US Army readying to deploy BFT-2 technology to Afghanistan

10 September 2012 (Last Updated September 10th, 2012 03:40)

The US Army is readying to field its next-generation Blue Force Tracking 2 (BFT 2) technology for the first time in Afghanistan to provide soldiers with advanced communication capabilities.

US soldier uses the chat function of Joint Capabilities

The US Army is readying to field its next-generation Blue Force Tracking 2 (BFT 2) technology for the first time in Afghanistan to provide soldiers with advanced communication capabilities.

BFT 2 product manager lieutenant colonel Bryan Stephens said that the upgraded satellite network would offer real-time force tracking data to the troops on a digital map display screen, as well as enhancing speed and refresh time of the system.

"BFT 2 provides more bandwidth, which allows the system to update the blue picture much more often," Stephens said.

"The resulting increased volume of traffic improves accuracy of moving platforms by a factor of ten."

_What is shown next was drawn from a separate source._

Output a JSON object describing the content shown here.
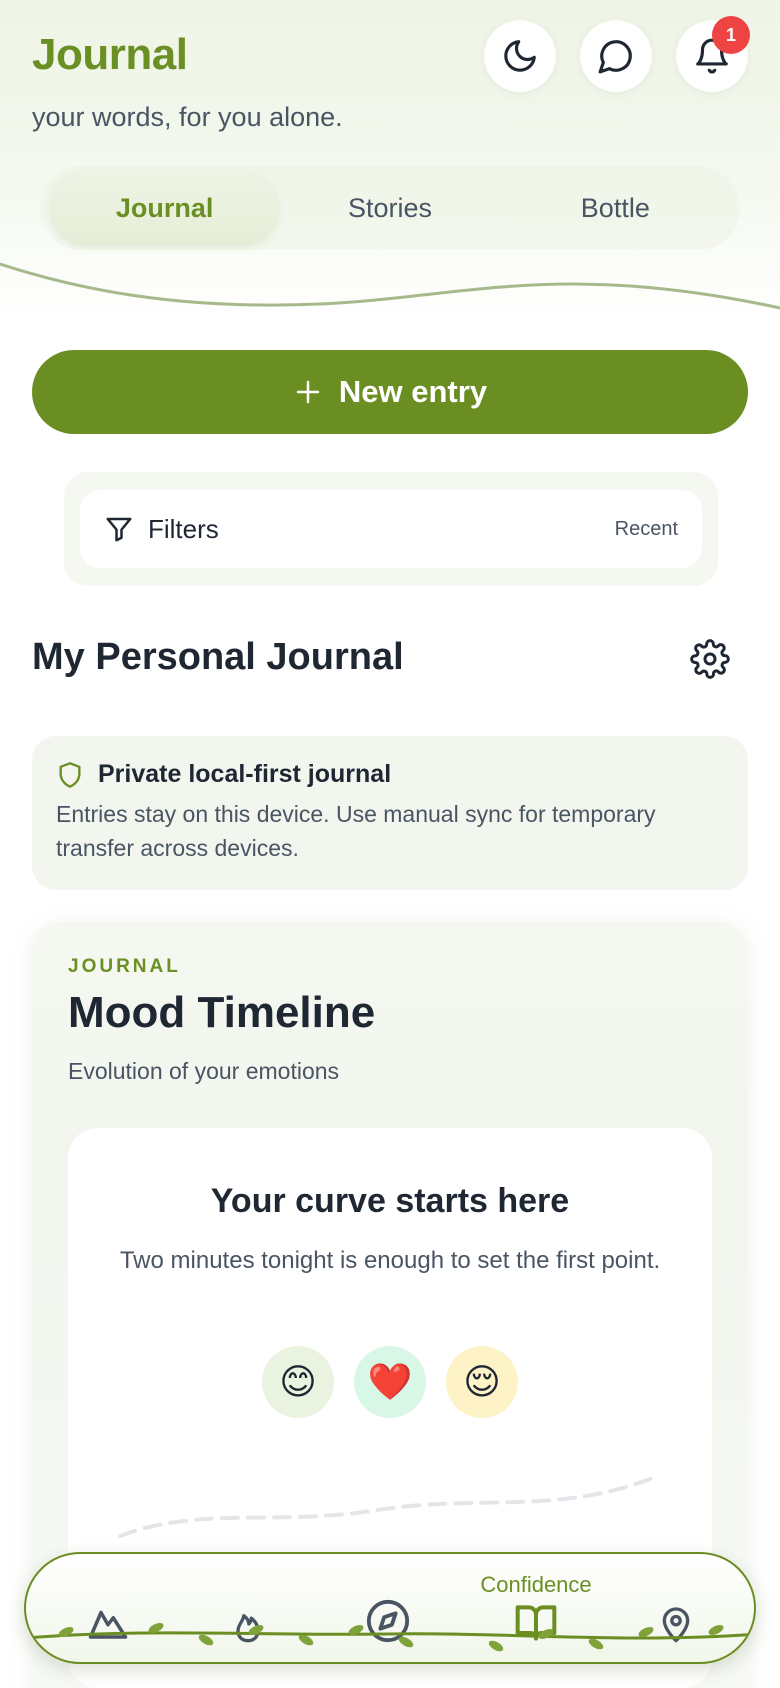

The BFT 2 is considered as full duplex capability, which helps the system receive and transmit the data simultaneously, as opposed to the currently used half-duplex BFT technology, which permits simultaneous sending or receiving.

A primary component of the technology is the joint battle command-platform (JBC-P), which delivers combat-relevant position-location information to both army and Marine Corps units on-the-move, using advanced mapping technology, chat and messaging, as well as an improved user graphical interface.

"BFT 2 provides more bandwidth, which allows the system to update the blue picture much more often."

JBC-P product manager lieutenant colonel Mark Daniels said: "JBC-P's chat is more interoperable with a wider population of systems because it communicates with an intermediary known as the universal collaboration bridge."

The software can be installed into vehicle displays or into hand-held mobile units of the dismounted soldier, where it also features an additional Nett Warrior programme to obtain and transmit data through a soldier radio waveform (SRW).

SRW is used by the single-channel joint tactical radio systems (JTRS) Rifleman radio, which will help troop relay information to units even after losing contract with satellite systems.

The JBC-P aims to advance and further enhance integration and user-interface features of an interim software called Joint Capabilities Release (JCR) also equipped with Nett Warrior.

BFT 2 completed limited user test in October 2011, and has already been deployed to units in South Korea, while Afghanistan deployment is expected in the near future.


Image: A US soldier uses the chat function of joint capabilities release during the network integration evaluation 12.1 in October 2011. Photo: courtesy of Claire Heininger Schwerin.